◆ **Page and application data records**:
────

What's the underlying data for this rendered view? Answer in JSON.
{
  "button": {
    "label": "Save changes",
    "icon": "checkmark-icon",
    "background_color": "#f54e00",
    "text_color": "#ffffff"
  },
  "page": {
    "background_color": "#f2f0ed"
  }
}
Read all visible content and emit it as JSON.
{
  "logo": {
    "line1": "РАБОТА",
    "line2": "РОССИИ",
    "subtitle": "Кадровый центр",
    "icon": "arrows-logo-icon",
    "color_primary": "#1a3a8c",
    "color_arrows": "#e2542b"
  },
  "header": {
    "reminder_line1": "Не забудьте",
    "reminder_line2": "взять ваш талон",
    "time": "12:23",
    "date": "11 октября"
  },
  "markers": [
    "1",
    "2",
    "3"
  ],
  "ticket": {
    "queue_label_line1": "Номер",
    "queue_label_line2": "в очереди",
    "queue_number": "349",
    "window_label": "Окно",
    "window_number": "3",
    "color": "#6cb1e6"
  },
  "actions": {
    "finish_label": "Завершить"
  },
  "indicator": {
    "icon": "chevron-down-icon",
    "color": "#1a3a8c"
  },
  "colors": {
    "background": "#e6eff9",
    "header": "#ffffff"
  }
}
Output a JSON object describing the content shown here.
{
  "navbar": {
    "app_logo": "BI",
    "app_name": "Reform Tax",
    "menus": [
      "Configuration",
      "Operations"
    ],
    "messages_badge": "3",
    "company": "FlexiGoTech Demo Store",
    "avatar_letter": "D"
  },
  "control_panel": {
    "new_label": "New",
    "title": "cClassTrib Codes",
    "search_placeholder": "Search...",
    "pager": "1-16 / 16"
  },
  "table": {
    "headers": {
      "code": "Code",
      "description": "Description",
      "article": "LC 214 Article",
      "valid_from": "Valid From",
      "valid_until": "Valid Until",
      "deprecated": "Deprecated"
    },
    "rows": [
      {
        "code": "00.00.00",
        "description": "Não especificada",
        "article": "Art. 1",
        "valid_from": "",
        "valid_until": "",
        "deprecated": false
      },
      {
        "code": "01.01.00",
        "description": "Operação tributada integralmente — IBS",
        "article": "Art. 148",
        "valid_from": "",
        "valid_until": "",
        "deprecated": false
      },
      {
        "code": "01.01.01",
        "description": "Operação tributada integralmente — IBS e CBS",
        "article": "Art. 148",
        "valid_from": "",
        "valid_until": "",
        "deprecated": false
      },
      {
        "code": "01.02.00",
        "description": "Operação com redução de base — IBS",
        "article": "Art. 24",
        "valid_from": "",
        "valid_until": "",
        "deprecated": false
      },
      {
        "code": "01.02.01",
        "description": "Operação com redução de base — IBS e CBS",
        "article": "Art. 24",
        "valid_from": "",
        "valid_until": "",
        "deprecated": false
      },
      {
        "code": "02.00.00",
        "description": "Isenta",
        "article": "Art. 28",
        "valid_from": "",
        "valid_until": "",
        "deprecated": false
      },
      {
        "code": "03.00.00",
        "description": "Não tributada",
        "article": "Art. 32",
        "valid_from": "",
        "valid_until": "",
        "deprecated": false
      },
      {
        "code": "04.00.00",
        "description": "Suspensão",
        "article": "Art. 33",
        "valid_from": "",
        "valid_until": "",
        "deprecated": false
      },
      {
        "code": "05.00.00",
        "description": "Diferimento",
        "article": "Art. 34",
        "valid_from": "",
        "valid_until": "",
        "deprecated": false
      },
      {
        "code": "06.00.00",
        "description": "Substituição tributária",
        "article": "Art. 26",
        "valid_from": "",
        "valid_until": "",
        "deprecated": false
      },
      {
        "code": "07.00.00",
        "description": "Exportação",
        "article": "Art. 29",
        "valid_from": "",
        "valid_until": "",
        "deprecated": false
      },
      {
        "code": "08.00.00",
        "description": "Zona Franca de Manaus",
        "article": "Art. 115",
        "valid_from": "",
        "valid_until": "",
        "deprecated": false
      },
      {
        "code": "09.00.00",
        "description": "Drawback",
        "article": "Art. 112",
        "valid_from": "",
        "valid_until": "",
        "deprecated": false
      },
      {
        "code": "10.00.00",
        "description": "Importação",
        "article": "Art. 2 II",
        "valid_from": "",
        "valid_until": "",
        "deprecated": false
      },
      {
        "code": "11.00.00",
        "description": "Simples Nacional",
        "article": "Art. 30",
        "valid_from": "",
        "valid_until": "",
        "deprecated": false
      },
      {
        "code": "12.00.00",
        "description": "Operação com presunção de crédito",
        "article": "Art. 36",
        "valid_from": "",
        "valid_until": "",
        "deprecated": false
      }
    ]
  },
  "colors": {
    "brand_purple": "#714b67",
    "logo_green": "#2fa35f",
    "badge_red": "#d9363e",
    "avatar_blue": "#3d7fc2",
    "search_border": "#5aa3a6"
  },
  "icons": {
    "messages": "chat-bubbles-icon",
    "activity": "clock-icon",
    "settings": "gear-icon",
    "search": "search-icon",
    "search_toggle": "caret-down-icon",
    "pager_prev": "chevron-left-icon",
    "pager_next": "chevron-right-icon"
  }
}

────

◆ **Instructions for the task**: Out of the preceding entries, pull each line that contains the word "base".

◆ **The answer**:
        "description": "Operação com redução de base — IBS",
        "description": "Operação com redução de base — IBS e CBS",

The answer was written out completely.